The expected output is the data below, character for character, without its pictures.

=-=-=

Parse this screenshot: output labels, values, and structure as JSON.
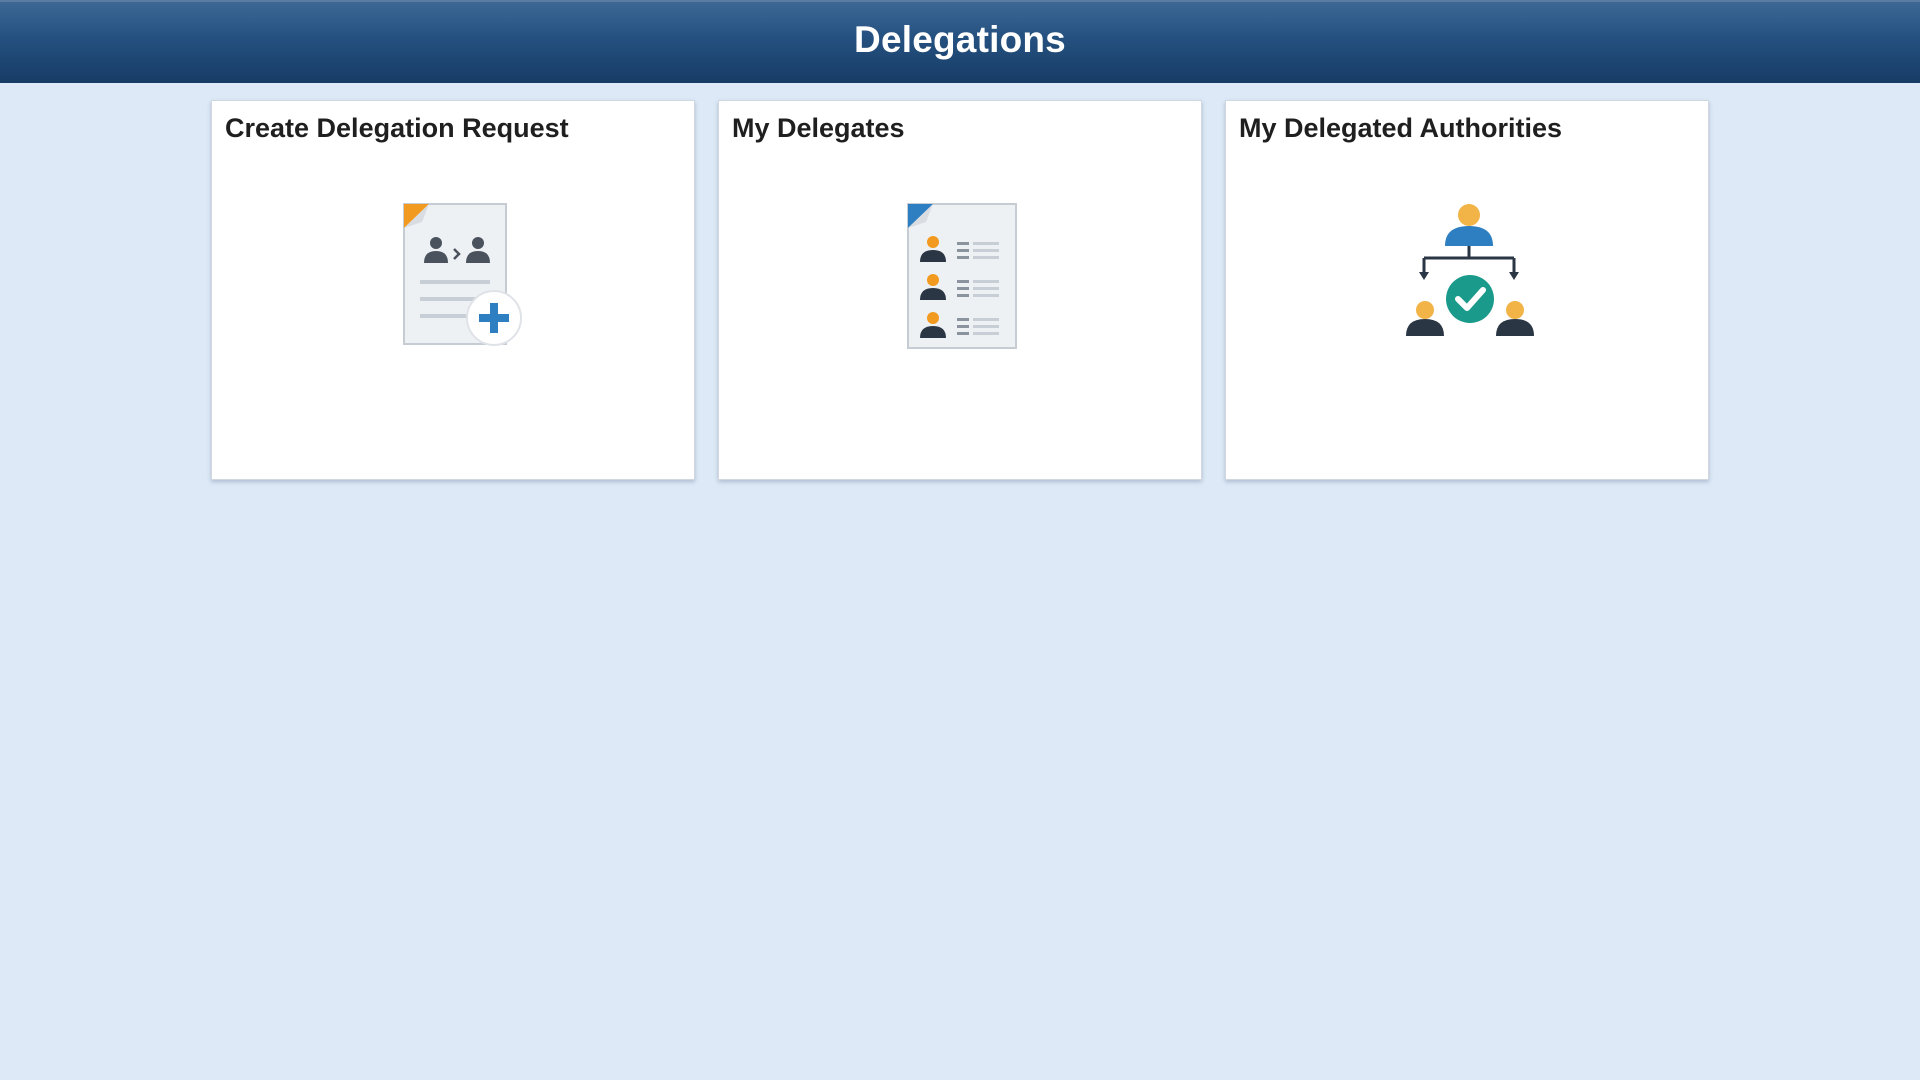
{
  "header": {
    "title": "Delegations"
  },
  "tiles": [
    {
      "label": "Create Delegation Request",
      "icon": "create-delegation-request-icon"
    },
    {
      "label": "My Delegates",
      "icon": "my-delegates-icon"
    },
    {
      "label": "My Delegated Authorities",
      "icon": "delegated-authorities-icon"
    }
  ],
  "colors": {
    "header_top": "#3d6896",
    "header_bottom": "#173c66",
    "background": "#dde9f7",
    "tile_background": "#ffffff",
    "accent_orange": "#f29a1f",
    "accent_blue": "#2d7fc1",
    "accent_teal": "#1a9a8a",
    "person_dark": "#2b3644"
  }
}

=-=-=

[Exercise solution]:
Parse this screenshot: output labels, values, and structure as JSON.
{
  "header": {
    "title": "Delegations"
  },
  "tiles": [
    {
      "label": "Create Delegation Request",
      "icon": "create-delegation-request-icon"
    },
    {
      "label": "My Delegates",
      "icon": "my-delegates-icon"
    },
    {
      "label": "My Delegated Authorities",
      "icon": "delegated-authorities-icon"
    }
  ],
  "colors": {
    "header_top": "#3d6896",
    "header_bottom": "#173c66",
    "background": "#dde9f7",
    "tile_background": "#ffffff",
    "accent_orange": "#f29a1f",
    "accent_blue": "#2d7fc1",
    "accent_teal": "#1a9a8a",
    "person_dark": "#2b3644"
  }
}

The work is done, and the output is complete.